▶ [PROVIDED INFORMATION]
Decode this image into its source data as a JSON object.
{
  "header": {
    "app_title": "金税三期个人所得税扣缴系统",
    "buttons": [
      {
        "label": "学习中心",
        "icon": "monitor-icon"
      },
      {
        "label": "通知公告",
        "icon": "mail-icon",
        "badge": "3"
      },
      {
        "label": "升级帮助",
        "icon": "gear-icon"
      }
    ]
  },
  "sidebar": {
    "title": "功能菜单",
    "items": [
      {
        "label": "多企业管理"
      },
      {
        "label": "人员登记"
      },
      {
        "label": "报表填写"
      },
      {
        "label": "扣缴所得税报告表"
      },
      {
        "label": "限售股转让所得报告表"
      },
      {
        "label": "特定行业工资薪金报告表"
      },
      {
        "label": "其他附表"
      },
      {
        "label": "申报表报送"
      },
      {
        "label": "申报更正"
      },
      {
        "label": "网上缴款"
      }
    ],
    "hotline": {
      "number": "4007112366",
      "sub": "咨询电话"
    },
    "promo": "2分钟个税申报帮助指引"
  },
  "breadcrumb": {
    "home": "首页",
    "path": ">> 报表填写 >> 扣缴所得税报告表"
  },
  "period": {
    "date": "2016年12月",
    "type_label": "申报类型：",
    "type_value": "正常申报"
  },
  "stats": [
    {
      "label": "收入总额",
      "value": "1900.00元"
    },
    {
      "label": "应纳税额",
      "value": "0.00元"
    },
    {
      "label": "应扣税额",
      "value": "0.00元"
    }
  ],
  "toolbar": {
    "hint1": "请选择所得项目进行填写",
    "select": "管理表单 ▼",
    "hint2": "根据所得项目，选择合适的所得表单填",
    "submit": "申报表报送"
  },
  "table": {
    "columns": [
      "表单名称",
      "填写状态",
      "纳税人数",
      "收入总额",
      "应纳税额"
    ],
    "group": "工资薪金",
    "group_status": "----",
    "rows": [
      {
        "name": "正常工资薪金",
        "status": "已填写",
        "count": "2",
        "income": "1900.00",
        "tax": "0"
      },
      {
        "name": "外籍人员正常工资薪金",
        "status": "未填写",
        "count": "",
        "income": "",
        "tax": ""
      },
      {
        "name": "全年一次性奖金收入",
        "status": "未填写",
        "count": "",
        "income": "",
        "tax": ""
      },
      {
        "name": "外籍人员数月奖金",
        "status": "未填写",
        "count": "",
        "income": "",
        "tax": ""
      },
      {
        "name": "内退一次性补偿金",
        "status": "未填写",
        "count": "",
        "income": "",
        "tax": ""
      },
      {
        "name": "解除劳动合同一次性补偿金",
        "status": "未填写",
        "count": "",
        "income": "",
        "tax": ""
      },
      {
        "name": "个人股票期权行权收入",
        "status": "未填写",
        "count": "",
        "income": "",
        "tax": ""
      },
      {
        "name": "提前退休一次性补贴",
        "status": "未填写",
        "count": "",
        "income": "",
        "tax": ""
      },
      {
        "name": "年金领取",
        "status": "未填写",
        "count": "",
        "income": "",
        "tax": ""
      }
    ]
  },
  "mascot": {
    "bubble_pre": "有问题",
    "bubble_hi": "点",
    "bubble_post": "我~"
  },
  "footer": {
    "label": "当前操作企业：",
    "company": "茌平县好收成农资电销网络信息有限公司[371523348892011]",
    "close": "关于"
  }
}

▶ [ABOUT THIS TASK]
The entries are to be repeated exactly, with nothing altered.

▶ [WRITTEN ANSWER]
Decode this image into its source data as a JSON object.
{
  "header": {
    "app_title": "金税三期个人所得税扣缴系统",
    "buttons": [
      {
        "label": "学习中心",
        "icon": "monitor-icon"
      },
      {
        "label": "通知公告",
        "icon": "mail-icon",
        "badge": "3"
      },
      {
        "label": "升级帮助",
        "icon": "gear-icon"
      }
    ]
  },
  "sidebar": {
    "title": "功能菜单",
    "items": [
      {
        "label": "多企业管理"
      },
      {
        "label": "人员登记"
      },
      {
        "label": "报表填写"
      },
      {
        "label": "扣缴所得税报告表"
      },
      {
        "label": "限售股转让所得报告表"
      },
      {
        "label": "特定行业工资薪金报告表"
      },
      {
        "label": "其他附表"
      },
      {
        "label": "申报表报送"
      },
      {
        "label": "申报更正"
      },
      {
        "label": "网上缴款"
      }
    ],
    "hotline": {
      "number": "4007112366",
      "sub": "咨询电话"
    },
    "promo": "2分钟个税申报帮助指引"
  },
  "breadcrumb": {
    "home": "首页",
    "path": ">> 报表填写 >> 扣缴所得税报告表"
  },
  "period": {
    "date": "2016年12月",
    "type_label": "申报类型：",
    "type_value": "正常申报"
  },
  "stats": [
    {
      "label": "收入总额",
      "value": "1900.00元"
    },
    {
      "label": "应纳税额",
      "value": "0.00元"
    },
    {
      "label": "应扣税额",
      "value": "0.00元"
    }
  ],
  "toolbar": {
    "hint1": "请选择所得项目进行填写",
    "select": "管理表单 ▼",
    "hint2": "根据所得项目，选择合适的所得表单填",
    "submit": "申报表报送"
  },
  "table": {
    "columns": [
      "表单名称",
      "填写状态",
      "纳税人数",
      "收入总额",
      "应纳税额"
    ],
    "group": "工资薪金",
    "group_status": "----",
    "rows": [
      {
        "name": "正常工资薪金",
        "status": "已填写",
        "count": "2",
        "income": "1900.00",
        "tax": "0"
      },
      {
        "name": "外籍人员正常工资薪金",
        "status": "未填写",
        "count": "",
        "income": "",
        "tax": ""
      },
      {
        "name": "全年一次性奖金收入",
        "status": "未填写",
        "count": "",
        "income": "",
        "tax": ""
      },
      {
        "name": "外籍人员数月奖金",
        "status": "未填写",
        "count": "",
        "income": "",
        "tax": ""
      },
      {
        "name": "内退一次性补偿金",
        "status": "未填写",
        "count": "",
        "income": "",
        "tax": ""
      },
      {
        "name": "解除劳动合同一次性补偿金",
        "status": "未填写",
        "count": "",
        "income": "",
        "tax": ""
      },
      {
        "name": "个人股票期权行权收入",
        "status": "未填写",
        "count": "",
        "income": "",
        "tax": ""
      },
      {
        "name": "提前退休一次性补贴",
        "status": "未填写",
        "count": "",
        "income": "",
        "tax": ""
      },
      {
        "name": "年金领取",
        "status": "未填写",
        "count": "",
        "income": "",
        "tax": ""
      }
    ]
  },
  "mascot": {
    "bubble_pre": "有问题",
    "bubble_hi": "点",
    "bubble_post": "我~"
  },
  "footer": {
    "label": "当前操作企业：",
    "company": "茌平县好收成农资电销网络信息有限公司[371523348892011]",
    "close": "关于"
  }
}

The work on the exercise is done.